But I didn't immediately pack everything up and send it off to Oregon. The more I considered, the less I thought it would be my mother's first choice. Though she married a Yankee, and though she lived most of her adult life in New York and its suburbs, my mother remained intensely Virginian, even parochially so. I never heard her speak of Oregon at all, but I often did hear her jeer at California, where she thought both people and plants grew too large. Another objection: I also thought that if she could read Bob's letter, she would be put off by the perky signature.
What would really please her, I decided, would be to have her papers sent down to her native state, where her ashes already were. (In a churchyard in Hanover County, next to my father's ashes.) Bob's letter might just make this possible. Competition excites almost everybody: basketball coaches out recruiting, car dealers dropping price because the customer already has a great offer from Honda, librarians busy acquiring.

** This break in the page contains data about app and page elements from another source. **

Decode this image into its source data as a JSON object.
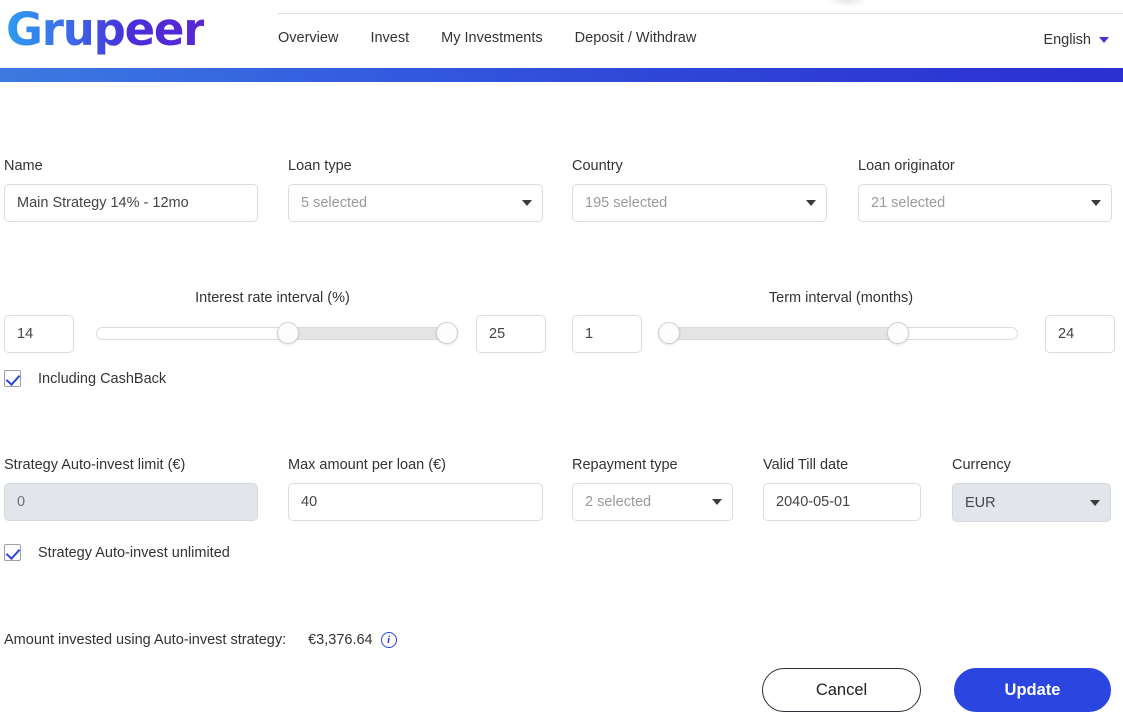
{
  "brand": {
    "name": "Grupeer"
  },
  "nav": {
    "items": [
      {
        "label": "Overview"
      },
      {
        "label": "Invest"
      },
      {
        "label": "My Investments"
      },
      {
        "label": "Deposit / Withdraw"
      }
    ],
    "language": "English"
  },
  "form": {
    "name": {
      "label": "Name",
      "value": "Main Strategy 14% - 12mo"
    },
    "loan_type": {
      "label": "Loan type",
      "value": "5 selected"
    },
    "country": {
      "label": "Country",
      "value": "195 selected"
    },
    "loan_originator": {
      "label": "Loan originator",
      "value": "21 selected"
    },
    "interest_interval": {
      "label": "Interest rate interval (%)",
      "min_value": "14",
      "max_value": "25"
    },
    "term_interval": {
      "label": "Term interval (months)",
      "min_value": "1",
      "max_value": "24"
    },
    "including_cashback": {
      "label": "Including CashBack",
      "checked": true
    },
    "auto_invest_limit": {
      "label": "Strategy Auto-invest limit (€)",
      "value": "0"
    },
    "max_amount_per_loan": {
      "label": "Max amount per loan (€)",
      "value": "40"
    },
    "repayment_type": {
      "label": "Repayment type",
      "value": "2 selected"
    },
    "valid_till": {
      "label": "Valid Till date",
      "value": "2040-05-01"
    },
    "currency": {
      "label": "Currency",
      "value": "EUR"
    },
    "auto_invest_unlimited": {
      "label": "Strategy Auto-invest unlimited",
      "checked": true
    }
  },
  "footer": {
    "invested_label": "Amount invested using Auto-invest strategy:",
    "invested_amount": "€3,376.64",
    "info_glyph": "i",
    "cancel_label": "Cancel",
    "update_label": "Update"
  },
  "colors": {
    "accent": "#2b46e0",
    "logo_start": "#2e9cf0",
    "logo_end": "#5a26d6",
    "bar_start": "#3c7ae0",
    "bar_end": "#2b2fd0"
  }
}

My mother had gone for two years to Randolph-Macon Women's College in Lynchburg, Va. I wrote to its librarian, offering her my mother's papers, and enclosing a copy of Bob's letter as bait. Bob himself I didn't answer at all. Rude, yes, but I wanted to keep him in reserve in case Randolph-Macon sensibly declined.
Randolph-Macon did decline. I got a very nice letter from the librarian, saying she must regretfully refuse, because they did not have either a manuscript collection or a curator. What they did have, she said, was a collection of books by Virginia women, and they lacked two of my mother's. Could I supply them? You bet. I mailed them the next day.
A few days later I got a follow-up letter from Bob, urging prompt action. But I still didn't answer, though still keeping him in reserve. I had decided to try what some Virginians still call "The University" -- the one of Virginia, that is. By now I was well aware that The University has the papers of lots of people who actually did make a significant contribution to American literature. Faulkner, for example. Even with Bob for bait, I was quite prepared to be rejected.
But I wasn't. Edmund Berkeley of the Alderman Library at The University wrote me a cheerful note, saying to send the manuscripts along. I joyfully did.
And then I was astonishingly rude, at least for someone who is half-Virginian. I finally wrote to Bob. I thanked him effusively for his offer but said her papers were going to her native state, to the University of Virginia. It would never have occurred to me to place them in a library, I told Bob, without his wonderful letter; the happy ending was entirely due to him. As the Yankee half of me well knows, rubbing it in.
There is one more thing to add. My mother died and her papers went to The University over 20 years ago. How many people have consulted them since? None at all. Not one graduate student in search of a thesis topic. Not even a racing reporter, drawn by the fact that the stud farm in Born to Race was based on the real one owned by her brother, Christopher Tompkins Chenery; he bred Secretariat there.
Oh, well. The library of Dartmouth College has had some of my papers for a decade. Exactly one outside researcher has looked at them. Maybe my daughter, who writes science fiction, will be the one whose papers get consulted. Maybe my mother and I will do better in the next millennium. But I wouldn't bet the farm on it.
Noel Perrin is the author of numerous books, among them "Second Person Rural." He lives on a farm in New Hampshire.